Brissett has started 41 of his 88 games in a Pacers uniform with those coming mostly at the power forward position. It’s possible that the Pacers weren’t interested in trying to re-sign Brissett to a long-term deal now knowing that they would like to start someone else at his best position or Brissett might not have shown interest in signing something long term without more clarity on his role than the Pacers could give at the moment they needed to make the decision on his option.
Giving Smith that starting spot could also partially explain why T.J. Warren decided to join the Brooklyn Nets on a minimum 1-year deal. While it’s possible that the Pacers wanted to completely move on after not having a healthy Warren available for two straight seasons, Warren could have been turned off by a lack of a starting position available for him as the Pacers also have a logjam at the 2 and 3 that would limit his opportunities at small forward as well. So even if the Pacers considered offering Warren more money, he may have felt it was the better situation for him in Brooklyn. It’s also possible that the tweaks to Smith’s deal as reported by Agness happened because Warren decided to leave and then the Pacers felt like they could offer him a starting role in exchange for that extra season.

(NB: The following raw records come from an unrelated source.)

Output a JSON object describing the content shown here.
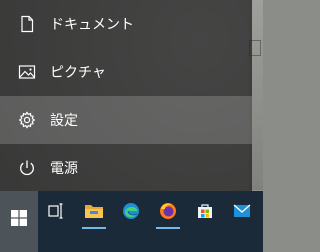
{
  "start_menu": {
    "items": [
      {
        "label": "ドキュメント",
        "icon": "document-icon"
      },
      {
        "label": "ピクチャ",
        "icon": "picture-icon"
      },
      {
        "label": "設定",
        "icon": "gear-icon"
      },
      {
        "label": "電源",
        "icon": "power-icon"
      }
    ]
  },
  "taskbar": {
    "apps": [
      {
        "icon": "start-windows-icon"
      },
      {
        "icon": "task-view-icon"
      },
      {
        "icon": "file-explorer-icon"
      },
      {
        "icon": "edge-icon"
      },
      {
        "icon": "firefox-icon"
      },
      {
        "icon": "store-icon"
      },
      {
        "icon": "mail-icon"
      }
    ]
  },
  "colors": {
    "accent": "#76b9ed",
    "menu_bg": "#282828",
    "taskbar_bg": "#1a2a38"
  }
}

If it impacts any of the remaining moves the Pacers make, we should find out soon. The Brogdon to the Celtics trade should take place on Friday, July 9, when it’s first eligible to happen. The Pacers then have a little more cap space that they could use in a run for Ayton or taking in a contract from another team in exchange for assets.